What is being asked: Please look for the string "chevron" below and report every line in which it occurs.

The data section start

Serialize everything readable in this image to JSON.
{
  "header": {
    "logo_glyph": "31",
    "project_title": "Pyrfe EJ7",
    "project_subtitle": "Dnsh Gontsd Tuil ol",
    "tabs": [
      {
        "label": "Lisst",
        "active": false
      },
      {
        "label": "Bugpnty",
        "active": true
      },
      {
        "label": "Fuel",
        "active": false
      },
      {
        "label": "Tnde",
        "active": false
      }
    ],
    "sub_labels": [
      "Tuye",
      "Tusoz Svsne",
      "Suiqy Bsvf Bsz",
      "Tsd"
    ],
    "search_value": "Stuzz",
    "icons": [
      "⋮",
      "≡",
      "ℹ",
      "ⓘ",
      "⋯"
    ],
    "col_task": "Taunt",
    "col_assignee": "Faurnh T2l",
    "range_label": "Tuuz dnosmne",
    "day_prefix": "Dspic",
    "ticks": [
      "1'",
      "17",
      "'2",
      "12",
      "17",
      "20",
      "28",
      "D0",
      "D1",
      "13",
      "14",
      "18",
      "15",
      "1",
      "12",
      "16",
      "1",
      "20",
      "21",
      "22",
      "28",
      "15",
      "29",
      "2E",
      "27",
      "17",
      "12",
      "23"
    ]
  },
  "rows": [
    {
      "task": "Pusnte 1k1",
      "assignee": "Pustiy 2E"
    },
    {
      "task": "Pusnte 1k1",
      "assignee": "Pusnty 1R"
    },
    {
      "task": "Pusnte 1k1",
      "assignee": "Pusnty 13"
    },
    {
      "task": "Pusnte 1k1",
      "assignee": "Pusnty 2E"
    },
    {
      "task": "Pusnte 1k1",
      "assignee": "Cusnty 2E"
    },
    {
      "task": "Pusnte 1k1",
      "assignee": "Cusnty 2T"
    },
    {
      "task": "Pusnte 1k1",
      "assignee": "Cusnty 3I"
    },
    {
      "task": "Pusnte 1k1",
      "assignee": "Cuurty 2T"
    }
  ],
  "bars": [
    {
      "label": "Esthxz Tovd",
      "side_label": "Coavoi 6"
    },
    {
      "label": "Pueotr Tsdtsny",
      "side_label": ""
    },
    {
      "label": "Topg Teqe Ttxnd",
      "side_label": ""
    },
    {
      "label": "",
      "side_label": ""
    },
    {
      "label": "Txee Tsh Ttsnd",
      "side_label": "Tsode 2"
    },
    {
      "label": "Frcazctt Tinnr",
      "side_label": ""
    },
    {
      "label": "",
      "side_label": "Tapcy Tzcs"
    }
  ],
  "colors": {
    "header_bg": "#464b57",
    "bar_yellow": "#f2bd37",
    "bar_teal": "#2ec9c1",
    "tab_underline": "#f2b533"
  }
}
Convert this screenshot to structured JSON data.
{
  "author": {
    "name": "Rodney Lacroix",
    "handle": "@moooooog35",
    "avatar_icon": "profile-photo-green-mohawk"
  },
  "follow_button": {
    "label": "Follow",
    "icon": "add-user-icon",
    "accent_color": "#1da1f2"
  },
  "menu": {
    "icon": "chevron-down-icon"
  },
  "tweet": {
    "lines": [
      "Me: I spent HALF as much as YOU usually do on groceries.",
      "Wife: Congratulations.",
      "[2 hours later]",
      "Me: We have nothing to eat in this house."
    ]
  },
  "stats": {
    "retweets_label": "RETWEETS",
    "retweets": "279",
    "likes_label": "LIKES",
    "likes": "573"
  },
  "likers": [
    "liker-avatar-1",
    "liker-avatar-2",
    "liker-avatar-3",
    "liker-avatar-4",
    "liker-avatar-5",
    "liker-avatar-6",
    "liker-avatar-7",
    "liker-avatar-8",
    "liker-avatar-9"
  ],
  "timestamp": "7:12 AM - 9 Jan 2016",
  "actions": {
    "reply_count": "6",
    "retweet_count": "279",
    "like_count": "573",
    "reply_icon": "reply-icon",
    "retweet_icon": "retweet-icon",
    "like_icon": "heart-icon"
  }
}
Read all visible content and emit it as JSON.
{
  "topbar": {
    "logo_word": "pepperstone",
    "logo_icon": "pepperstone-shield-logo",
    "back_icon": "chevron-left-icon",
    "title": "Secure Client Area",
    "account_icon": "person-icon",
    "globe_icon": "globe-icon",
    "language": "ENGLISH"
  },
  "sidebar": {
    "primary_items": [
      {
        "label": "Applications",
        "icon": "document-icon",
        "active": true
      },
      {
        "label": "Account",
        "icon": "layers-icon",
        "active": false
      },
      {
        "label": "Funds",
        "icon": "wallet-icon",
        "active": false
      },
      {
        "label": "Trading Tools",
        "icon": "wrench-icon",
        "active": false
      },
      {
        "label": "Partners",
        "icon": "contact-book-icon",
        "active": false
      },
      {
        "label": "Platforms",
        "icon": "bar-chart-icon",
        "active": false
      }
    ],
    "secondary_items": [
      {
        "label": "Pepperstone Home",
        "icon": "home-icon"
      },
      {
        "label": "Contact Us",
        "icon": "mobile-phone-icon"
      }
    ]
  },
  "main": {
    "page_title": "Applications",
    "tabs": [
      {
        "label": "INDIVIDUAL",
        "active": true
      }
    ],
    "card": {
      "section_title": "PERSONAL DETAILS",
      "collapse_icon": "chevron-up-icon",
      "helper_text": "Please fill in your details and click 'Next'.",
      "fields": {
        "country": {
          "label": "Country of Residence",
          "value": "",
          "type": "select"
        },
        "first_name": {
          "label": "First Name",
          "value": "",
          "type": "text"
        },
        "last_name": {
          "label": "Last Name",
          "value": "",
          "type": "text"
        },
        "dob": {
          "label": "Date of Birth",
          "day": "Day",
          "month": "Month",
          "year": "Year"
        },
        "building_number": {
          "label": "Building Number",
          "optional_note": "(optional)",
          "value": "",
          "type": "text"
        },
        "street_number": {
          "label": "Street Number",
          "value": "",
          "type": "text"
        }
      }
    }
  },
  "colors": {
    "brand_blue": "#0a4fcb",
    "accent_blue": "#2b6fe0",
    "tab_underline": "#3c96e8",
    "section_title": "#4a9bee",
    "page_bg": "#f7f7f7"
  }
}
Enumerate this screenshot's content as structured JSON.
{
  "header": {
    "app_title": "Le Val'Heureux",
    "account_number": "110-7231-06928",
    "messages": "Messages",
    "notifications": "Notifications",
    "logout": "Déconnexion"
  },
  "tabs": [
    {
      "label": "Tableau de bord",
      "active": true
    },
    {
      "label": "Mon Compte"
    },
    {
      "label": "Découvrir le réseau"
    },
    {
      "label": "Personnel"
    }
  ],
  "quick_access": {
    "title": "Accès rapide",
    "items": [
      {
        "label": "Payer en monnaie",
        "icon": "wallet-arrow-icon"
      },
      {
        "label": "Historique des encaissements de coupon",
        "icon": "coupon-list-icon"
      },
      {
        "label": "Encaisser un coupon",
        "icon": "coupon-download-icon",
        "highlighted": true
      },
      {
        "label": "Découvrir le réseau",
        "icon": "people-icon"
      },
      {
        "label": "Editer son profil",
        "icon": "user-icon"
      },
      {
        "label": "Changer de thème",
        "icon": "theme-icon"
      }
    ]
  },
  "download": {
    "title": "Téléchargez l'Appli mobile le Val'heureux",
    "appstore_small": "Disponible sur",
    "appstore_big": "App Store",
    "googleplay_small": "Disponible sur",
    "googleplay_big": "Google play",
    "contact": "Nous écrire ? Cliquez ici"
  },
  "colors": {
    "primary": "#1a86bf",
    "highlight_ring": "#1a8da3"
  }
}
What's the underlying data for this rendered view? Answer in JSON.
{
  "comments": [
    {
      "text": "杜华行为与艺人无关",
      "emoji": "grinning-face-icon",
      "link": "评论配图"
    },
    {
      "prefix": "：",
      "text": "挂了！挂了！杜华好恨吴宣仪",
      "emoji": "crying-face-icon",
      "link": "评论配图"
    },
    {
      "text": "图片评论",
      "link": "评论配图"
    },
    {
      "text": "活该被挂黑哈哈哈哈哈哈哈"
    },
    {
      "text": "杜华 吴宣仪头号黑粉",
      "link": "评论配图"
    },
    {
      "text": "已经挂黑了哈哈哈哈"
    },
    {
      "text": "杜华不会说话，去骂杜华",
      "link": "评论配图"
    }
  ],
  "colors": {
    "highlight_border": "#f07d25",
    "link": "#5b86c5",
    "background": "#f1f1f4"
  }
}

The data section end

Response to this task:
    "icon": "chevron-down-icon"
    "back_icon": "chevron-left-icon",
      "collapse_icon": "chevron-up-icon",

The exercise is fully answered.